“The many sounds of Memphis shaped my early musical career and continue to be an inspiration to this day.”
We disembarked the American Queen on the last day of our seven day cruise on the Mississippi in an upscale neighborhood in Memphis called Harbor Town, and made our way to Memphis Park on Beale Street. Our guide Allegra asked the driver to stop. She introduced us to Memphis Jones who was standing on the corner with his guitar. Before we knew it, he was invited to hop aboard the front of the bus. He welcomed us to Memphis and sang two songs by Elvis including Blue Suede Shoes and a song by Johnny Cash. Allegra said that he would be performing at B.B. King’s House of Blues at 5 PM. After Jones got off the bus, we followed as Allegra invited us to see the bronze statue of Elvis. I went up to Jones to thank him for his performance on the bus and asked him if we could take a photo together for my blog enjoyyourlifenow.net Not only did he oblige, the good natured guitarist unexpectedly took off his guitar and gave it to me to use as a prop, as we struck a pose.
Our group then explored Beale Street, which comes alive in the evening. Beale street has a lot of history. It is where General Grant had his Civil War headquarters, it is where Dr. Martin Luther King, Jr., marched, and where B.B. King and Elvis Presley got their start. Before the 1900s Beale Street was a place where Jewish, Italian, Greek and Chinese immigrants lived and worked, and where the African-American freedmen came to make a make a life for themselves.
Our bus then proceeded to the Graceland Mansion estate that was owned by Elvis Presley which serves as a museum. It was declared a National Historic Landmark on March 27, 2006, and is the second (only to the White House) as the most visited home in America, with over 650,000 visitors a year. Elvis’s car collection and showcases of Elvis memorabilia was incredible. After having lunch there we checked into our hotel.
At 4:30 PM we met Susan and Nelson Bye at the Peabody Hotel to witness the Peabody Duck March, a charming tradition that has been going on for over 80 years. It began in 1933 after the Peabody’s general manager returned from a hunting trip empty handed with the smell of Jack Daniels on his breath. He bitterly released his English call ducks that he had used as bait into the Grand Lobby fountain as seen in one of the photos. It became a big hit with guests.
We then went to listen to Memphis Jones and his band perform the B.B. King House of Blues at 5:15 PM. It was a one of a kind interactive experience. Jones is not only an exceptional high energy performer, but an avid “music historian.” He can tell you the stories behind music. He pointed out B.B. King didn’t discover the Blues, he mastered it. Elvis didn’t invent rock and roll, he mastered it. After one of his sets, I went in front of the stage and asked Jones “Do you remember me? We met in the park this morning.” After dropping a $20 bill in the jar, he smiled, thanked me and said, “Would you like to come up on stage and have a picture taken with the band for your blog?” I said, yeah, that would be great.

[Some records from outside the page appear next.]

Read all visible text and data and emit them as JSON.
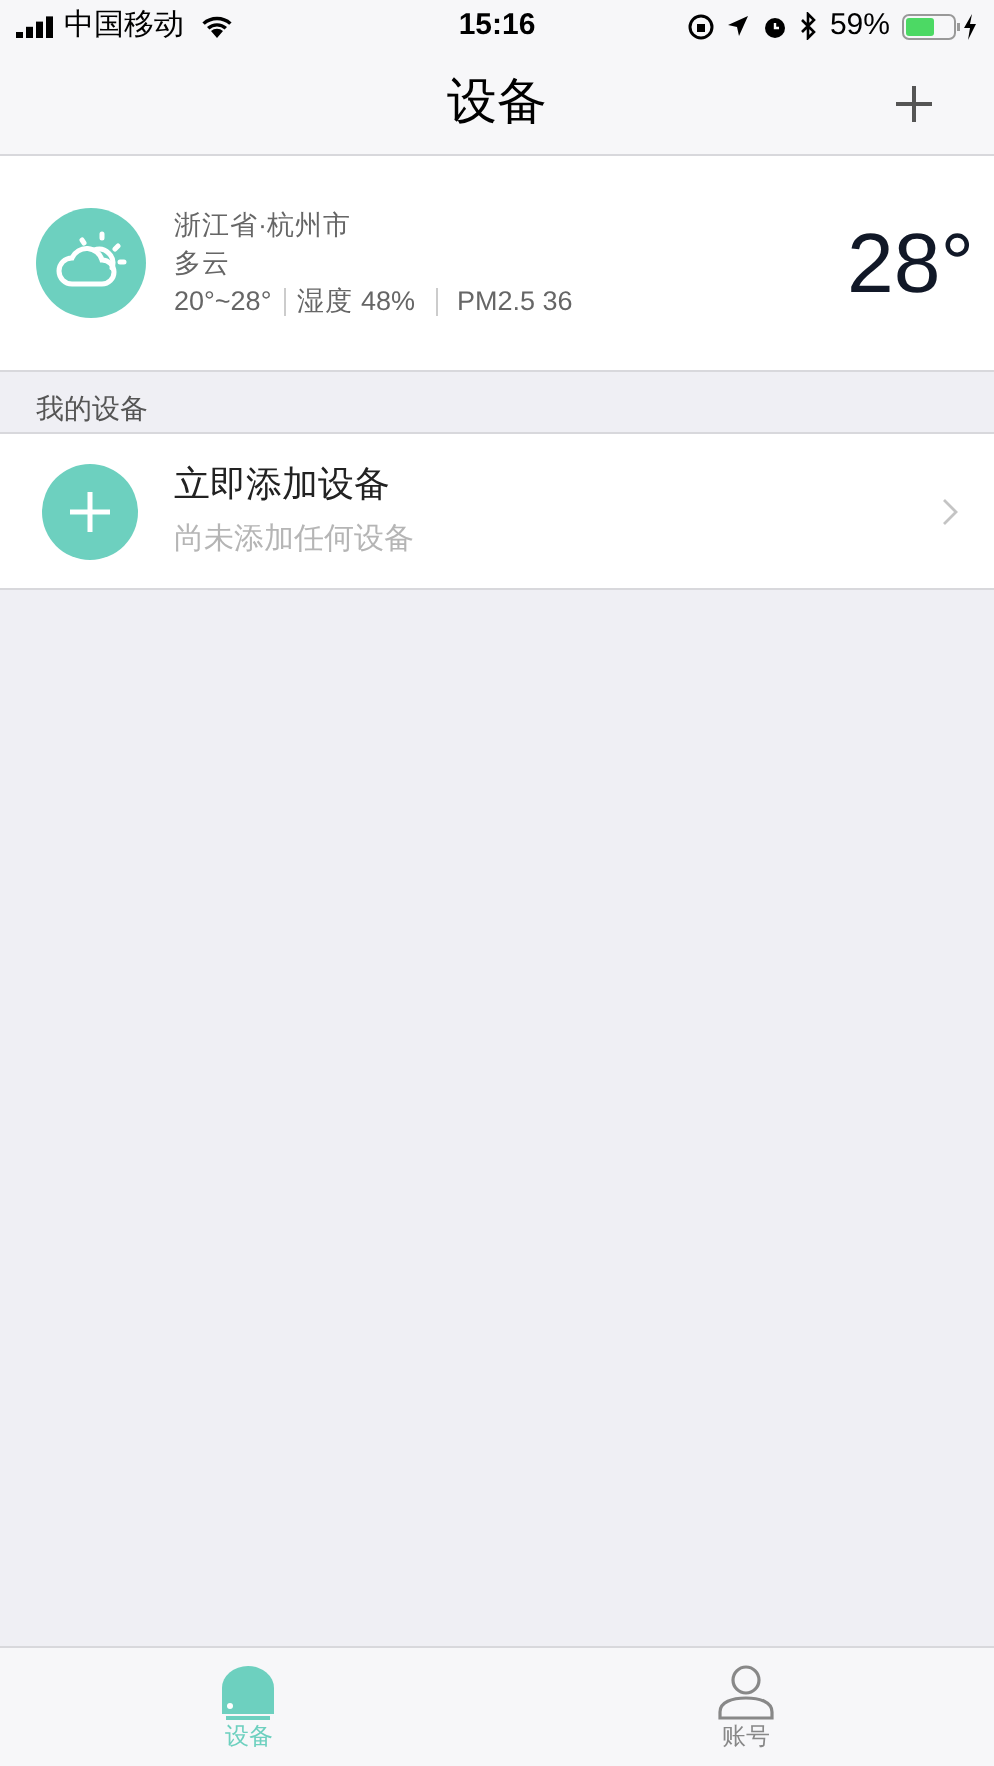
{
  "status_bar": {
    "carrier": "中国移动",
    "time": "15:16",
    "battery": "59%"
  },
  "nav": {
    "title": "设备"
  },
  "weather": {
    "location": "浙江省·杭州市",
    "condition": "多云",
    "range": "20°~28°",
    "humidity": "湿度 48%",
    "pm25": "PM2.5 36",
    "temperature": "28°"
  },
  "section": {
    "title": "我的设备"
  },
  "add_device": {
    "title": "立即添加设备",
    "subtitle": "尚未添加任何设备"
  },
  "tabs": [
    {
      "label": "设备",
      "kind": "device",
      "selected": true
    },
    {
      "label": "账号",
      "kind": "account",
      "selected": false
    }
  ]
}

After that fun encounter with Memphis Jones, we went to dinner with the Byes at Itta Bena on the top floor of the club. It was named after the town where B.B. King was born. The ambience couldn’t have been more perfect, the food exquisite and Nelson introduced us to a wonderful blend of wine from California called Conundrum. We topped it off with a peach cobbler.